Note: I wrote this post primarily for fellow law professors who have been sounding the "hypocrisy" theme. I don't mind trolls; I used to dress them up as a child.
I'm getting a little tired of the hypocrisy charges, in comments here and elsewhere. So let's address that issue head on. First, people can call me a hypocrite only because they know my name. I, along with LawProf, Brian Tamanaha, Herwig Schlunk, and some others, have been willing to speak up--under our own names--about what the facts tell us. If I were a hypocrite, I would pocket my salary--despite what my research and the research of others reveals--and say nothing. I'll be 57 in two months, and I have tenure. My job and retirement accounts are secure; I foresaw the stock crash in fall 2008 and moved any money I had in stocks out for a while. Why rock the boat?
Second, I am paid to do research, teaching, and service--and that is what I am doing. I don't just get up and post some ideas that pop into my head over morning tea. Nor do I write things just to aggravate other law professors. I have done a lot of research about law school tuition, the costs of legal education, and the career prospects of lawyers today. I have also done a lot of research (and teaching) about how the business of law has changed and continues to change at breakneck speed. Most professors, in my experience, know very little about those facts. And that is what is so dangerous about the present moment.
Unless law faculty understand how their students' loans work, what jobs are available to their graduates, and how their alumni at various professional stages are faring--using real empirical research rather than samples biased by selection--they simply cannot make good plans for their schools, their graduates, and the profession. So I will continue to do research, teaching, and service on these subjects.
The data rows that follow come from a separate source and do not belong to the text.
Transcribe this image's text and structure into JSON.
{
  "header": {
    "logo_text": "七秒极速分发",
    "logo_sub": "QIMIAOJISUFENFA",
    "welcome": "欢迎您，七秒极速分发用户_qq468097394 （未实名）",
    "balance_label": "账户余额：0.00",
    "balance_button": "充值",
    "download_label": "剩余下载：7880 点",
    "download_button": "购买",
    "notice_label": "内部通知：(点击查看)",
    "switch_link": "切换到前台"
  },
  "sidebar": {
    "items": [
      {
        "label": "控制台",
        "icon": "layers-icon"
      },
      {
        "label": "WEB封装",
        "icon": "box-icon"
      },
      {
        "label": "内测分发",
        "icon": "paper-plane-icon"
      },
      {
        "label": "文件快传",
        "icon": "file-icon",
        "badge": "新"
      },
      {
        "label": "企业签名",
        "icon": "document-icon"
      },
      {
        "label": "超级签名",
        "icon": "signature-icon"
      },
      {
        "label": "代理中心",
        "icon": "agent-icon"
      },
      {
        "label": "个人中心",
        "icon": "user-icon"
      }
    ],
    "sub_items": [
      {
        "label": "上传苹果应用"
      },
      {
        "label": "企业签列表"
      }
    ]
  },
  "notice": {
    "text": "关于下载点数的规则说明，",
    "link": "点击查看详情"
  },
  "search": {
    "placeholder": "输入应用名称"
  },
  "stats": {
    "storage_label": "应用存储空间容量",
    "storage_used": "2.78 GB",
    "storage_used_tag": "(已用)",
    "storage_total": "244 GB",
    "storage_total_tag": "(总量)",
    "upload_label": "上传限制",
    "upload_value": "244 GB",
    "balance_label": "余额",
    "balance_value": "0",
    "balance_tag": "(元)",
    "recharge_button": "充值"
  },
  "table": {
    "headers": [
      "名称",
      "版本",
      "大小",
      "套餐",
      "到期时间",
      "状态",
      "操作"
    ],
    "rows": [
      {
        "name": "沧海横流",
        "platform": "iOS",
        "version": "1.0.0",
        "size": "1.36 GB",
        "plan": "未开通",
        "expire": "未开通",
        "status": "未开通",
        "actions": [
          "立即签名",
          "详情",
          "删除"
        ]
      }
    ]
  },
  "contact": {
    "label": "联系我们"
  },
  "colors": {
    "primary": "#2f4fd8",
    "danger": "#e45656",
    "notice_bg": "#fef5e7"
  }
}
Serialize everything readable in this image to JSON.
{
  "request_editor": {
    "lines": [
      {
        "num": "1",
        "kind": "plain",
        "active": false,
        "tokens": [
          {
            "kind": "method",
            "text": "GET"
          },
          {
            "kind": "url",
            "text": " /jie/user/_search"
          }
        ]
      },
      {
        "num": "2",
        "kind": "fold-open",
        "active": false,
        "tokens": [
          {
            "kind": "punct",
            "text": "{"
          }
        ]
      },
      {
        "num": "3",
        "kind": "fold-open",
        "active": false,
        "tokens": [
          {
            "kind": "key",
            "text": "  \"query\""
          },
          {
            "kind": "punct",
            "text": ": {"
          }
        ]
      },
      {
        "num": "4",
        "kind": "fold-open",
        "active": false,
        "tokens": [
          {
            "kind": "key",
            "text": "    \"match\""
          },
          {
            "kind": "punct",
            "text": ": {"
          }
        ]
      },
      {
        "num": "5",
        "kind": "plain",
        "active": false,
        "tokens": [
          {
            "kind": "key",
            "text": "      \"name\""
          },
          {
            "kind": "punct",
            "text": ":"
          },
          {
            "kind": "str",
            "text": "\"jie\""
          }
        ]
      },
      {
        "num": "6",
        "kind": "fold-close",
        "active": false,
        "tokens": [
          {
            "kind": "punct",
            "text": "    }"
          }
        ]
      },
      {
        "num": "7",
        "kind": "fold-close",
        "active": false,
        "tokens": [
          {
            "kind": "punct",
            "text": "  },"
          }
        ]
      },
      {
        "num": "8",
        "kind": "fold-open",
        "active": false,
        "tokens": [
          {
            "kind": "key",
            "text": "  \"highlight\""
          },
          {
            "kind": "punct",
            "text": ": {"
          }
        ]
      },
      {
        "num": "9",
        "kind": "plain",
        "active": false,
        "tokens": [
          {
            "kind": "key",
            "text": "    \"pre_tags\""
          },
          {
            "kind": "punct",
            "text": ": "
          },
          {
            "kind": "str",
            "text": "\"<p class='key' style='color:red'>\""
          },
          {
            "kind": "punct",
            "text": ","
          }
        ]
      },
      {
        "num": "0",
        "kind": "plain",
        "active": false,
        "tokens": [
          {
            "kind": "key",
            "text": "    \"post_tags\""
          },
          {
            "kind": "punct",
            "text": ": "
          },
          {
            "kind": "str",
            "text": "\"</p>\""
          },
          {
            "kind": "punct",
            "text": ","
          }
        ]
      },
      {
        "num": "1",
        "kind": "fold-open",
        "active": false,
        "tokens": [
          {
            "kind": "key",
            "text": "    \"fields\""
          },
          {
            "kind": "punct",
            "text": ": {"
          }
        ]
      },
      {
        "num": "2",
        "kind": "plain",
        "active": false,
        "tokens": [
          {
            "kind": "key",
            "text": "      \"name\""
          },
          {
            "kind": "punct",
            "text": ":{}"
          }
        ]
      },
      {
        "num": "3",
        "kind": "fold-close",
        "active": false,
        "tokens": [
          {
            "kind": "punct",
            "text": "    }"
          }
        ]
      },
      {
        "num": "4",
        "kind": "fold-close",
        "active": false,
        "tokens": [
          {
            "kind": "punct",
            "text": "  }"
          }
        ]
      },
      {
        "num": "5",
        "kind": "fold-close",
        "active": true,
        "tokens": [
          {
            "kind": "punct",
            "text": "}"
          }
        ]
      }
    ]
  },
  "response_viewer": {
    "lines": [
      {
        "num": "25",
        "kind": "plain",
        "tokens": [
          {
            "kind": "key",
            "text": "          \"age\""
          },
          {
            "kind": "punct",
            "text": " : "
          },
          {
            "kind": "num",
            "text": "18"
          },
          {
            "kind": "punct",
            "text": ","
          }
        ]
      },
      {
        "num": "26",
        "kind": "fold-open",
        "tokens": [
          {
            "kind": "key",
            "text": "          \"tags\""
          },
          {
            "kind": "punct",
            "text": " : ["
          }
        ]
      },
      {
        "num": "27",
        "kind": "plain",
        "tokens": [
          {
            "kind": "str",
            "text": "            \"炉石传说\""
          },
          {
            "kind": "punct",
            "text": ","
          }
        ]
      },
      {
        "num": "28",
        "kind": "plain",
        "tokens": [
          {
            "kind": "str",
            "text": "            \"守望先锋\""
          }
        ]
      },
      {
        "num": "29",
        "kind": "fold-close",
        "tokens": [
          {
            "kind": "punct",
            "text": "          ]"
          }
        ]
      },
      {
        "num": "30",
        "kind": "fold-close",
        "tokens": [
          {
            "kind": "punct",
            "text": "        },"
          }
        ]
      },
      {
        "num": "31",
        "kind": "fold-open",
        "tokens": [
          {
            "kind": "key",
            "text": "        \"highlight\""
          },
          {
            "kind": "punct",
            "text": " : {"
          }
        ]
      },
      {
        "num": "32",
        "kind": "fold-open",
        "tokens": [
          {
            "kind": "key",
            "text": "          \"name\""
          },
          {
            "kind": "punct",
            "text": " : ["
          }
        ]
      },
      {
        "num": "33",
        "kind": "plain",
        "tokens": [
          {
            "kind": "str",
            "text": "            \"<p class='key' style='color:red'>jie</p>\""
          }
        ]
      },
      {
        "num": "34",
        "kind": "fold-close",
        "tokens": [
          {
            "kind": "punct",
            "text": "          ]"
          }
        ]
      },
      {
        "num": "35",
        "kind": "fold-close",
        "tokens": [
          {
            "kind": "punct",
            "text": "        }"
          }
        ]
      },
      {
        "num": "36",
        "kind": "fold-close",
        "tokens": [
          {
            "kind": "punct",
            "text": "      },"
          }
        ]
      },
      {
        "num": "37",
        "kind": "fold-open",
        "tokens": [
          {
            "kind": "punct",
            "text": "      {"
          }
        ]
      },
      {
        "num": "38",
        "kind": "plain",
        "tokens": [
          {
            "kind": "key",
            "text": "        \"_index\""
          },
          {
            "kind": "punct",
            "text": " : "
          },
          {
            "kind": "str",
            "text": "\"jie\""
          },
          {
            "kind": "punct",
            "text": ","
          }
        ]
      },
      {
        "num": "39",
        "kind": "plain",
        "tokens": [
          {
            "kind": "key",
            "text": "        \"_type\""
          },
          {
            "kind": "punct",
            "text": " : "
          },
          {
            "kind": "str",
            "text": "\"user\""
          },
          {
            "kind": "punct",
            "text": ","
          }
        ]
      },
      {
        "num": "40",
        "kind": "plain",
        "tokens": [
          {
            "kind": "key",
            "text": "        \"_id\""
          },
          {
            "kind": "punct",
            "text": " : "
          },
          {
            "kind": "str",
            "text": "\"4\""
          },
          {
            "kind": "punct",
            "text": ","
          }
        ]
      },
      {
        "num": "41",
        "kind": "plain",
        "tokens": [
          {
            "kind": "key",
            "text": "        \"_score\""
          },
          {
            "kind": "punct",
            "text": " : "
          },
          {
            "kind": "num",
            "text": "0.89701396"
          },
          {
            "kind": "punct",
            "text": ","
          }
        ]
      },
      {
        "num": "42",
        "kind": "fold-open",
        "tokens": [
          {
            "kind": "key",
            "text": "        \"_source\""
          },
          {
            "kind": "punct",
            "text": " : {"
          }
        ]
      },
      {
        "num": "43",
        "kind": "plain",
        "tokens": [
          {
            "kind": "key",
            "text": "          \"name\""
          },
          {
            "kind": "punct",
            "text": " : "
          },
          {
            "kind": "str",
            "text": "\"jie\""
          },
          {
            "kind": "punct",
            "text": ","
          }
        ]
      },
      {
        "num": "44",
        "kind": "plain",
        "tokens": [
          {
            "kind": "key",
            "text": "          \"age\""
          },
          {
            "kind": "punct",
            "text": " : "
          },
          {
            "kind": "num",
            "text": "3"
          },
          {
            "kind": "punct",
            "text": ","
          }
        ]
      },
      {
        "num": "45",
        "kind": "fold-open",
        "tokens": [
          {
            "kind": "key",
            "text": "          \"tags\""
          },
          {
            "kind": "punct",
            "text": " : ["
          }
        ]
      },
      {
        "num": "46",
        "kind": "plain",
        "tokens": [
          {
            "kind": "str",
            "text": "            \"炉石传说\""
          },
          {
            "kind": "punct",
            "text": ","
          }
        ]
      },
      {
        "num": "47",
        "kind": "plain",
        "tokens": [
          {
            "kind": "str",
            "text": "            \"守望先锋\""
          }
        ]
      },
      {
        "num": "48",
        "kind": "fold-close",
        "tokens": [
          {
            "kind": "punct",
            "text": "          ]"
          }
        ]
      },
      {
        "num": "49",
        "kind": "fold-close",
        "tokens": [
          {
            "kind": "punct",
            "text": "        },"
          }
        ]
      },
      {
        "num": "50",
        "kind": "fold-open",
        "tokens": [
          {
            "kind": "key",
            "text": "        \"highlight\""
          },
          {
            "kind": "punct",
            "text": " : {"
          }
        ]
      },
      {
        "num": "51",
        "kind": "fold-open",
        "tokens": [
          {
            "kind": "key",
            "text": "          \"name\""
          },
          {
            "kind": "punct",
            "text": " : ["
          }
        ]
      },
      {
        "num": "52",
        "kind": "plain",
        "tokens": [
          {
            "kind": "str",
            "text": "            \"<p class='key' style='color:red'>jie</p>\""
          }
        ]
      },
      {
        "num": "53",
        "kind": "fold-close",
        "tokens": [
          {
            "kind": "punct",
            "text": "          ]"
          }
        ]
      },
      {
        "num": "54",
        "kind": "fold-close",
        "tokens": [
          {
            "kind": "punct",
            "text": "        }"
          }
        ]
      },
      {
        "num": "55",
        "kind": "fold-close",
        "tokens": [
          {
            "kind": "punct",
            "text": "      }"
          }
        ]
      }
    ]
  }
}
Some people may not like what I say; that has been true of other scholarship I published. When, together with two social scientists, I pointed out the statistical defects in a process that state supreme courts had used to raise the passing score on bar exams, I really ticked off members of the National Conference of Bar Examiners, as well as a researcher from Rand who had designed the process for them. But, you know what? A few state supreme courts read our analysis and agreed; they didn't raise passing scores in the unfair way that many other states did.
Law faculty look critically at laws, judicial decisions, empirical data, societal norms, and institutional practices. We teach our students to do the same. A senior lawyer told me recently that "lawyers are the people who ask the hard questions." If that's true, we have to be willing to ask those questions about ourselves. I'll keep researching, teaching, and advocating on these issues. I welcome disagreement--that's how we get to the bottom of pressing social and economic issues. But I'd like to have disagreement based on fact and analysis, not name calling.